**** Data ****

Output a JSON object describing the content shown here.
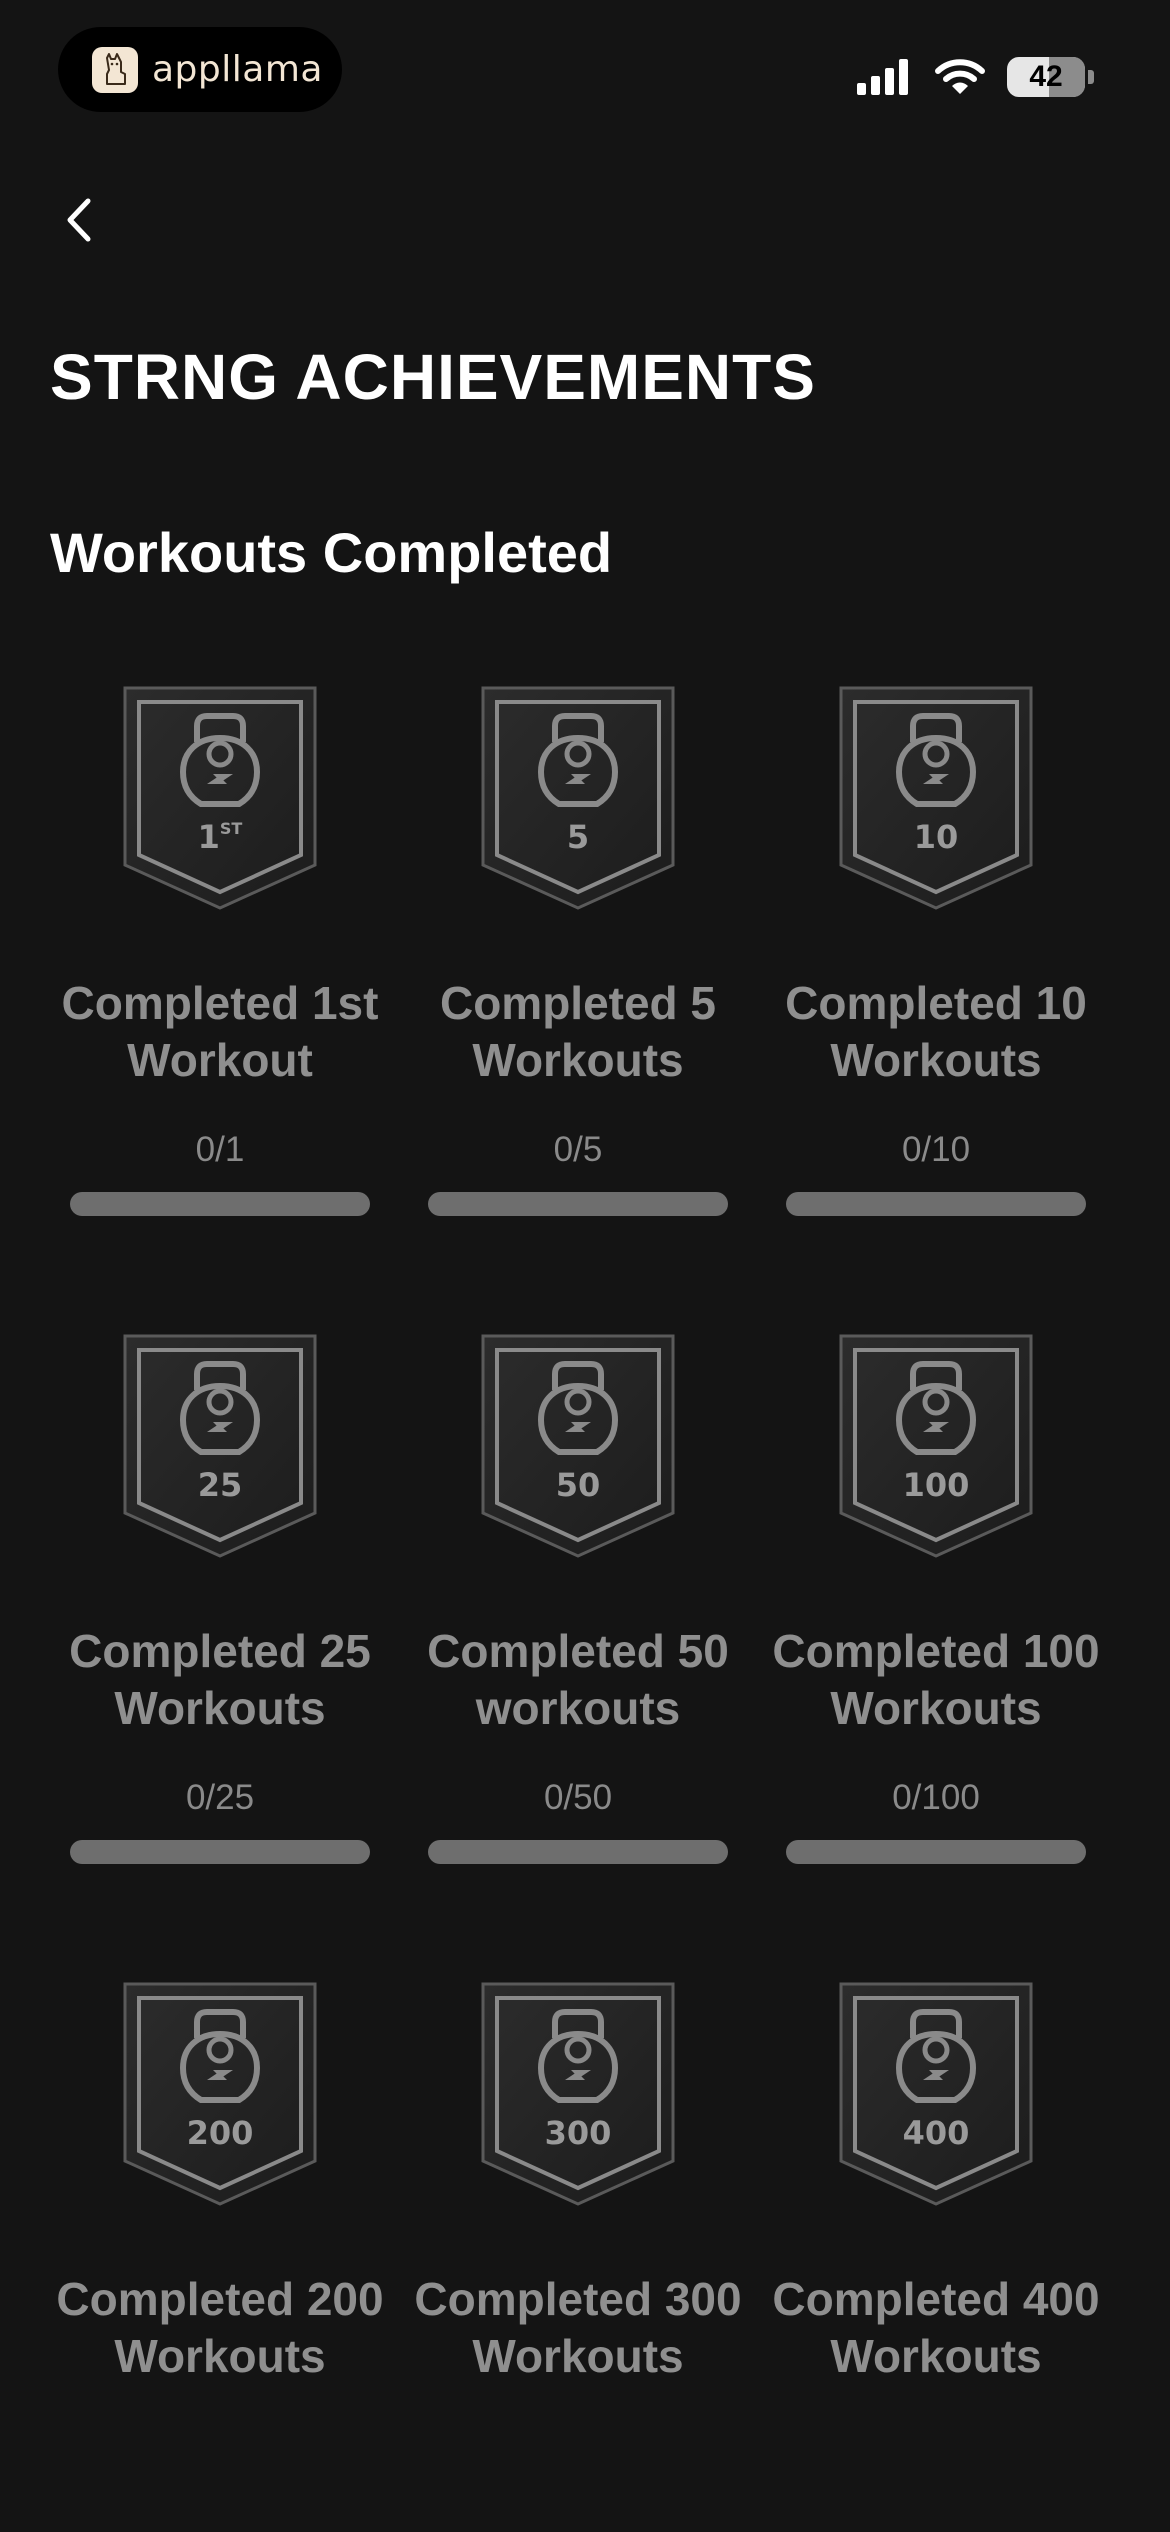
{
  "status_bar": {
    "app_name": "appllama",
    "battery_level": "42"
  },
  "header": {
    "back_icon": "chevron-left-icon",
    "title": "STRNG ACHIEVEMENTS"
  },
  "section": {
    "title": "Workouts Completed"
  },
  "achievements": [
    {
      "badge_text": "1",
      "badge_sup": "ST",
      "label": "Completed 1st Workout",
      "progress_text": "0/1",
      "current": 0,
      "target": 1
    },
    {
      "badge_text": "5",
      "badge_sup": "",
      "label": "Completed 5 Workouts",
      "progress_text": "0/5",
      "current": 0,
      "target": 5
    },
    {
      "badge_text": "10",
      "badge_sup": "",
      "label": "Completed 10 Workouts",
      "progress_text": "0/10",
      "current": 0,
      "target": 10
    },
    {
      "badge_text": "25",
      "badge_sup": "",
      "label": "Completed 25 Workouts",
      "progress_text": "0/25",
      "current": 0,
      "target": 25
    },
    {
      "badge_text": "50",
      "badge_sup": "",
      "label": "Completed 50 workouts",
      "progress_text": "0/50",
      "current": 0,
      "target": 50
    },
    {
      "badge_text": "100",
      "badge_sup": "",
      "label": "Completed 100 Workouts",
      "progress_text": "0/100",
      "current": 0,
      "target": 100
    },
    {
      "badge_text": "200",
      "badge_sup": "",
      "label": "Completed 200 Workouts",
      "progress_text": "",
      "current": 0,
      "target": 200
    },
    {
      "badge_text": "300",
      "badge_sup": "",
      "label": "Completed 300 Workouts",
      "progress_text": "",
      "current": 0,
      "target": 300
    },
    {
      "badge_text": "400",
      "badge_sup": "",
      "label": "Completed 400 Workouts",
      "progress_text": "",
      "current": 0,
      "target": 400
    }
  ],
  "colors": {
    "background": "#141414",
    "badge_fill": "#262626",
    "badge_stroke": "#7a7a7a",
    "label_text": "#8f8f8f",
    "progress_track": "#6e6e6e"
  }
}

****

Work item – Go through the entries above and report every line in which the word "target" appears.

Output for this task –
      "target": 1
      "target": 5
      "target": 10
      "target": 25
      "target": 50
      "target": 100
      "target": 200
      "target": 300
      "target": 400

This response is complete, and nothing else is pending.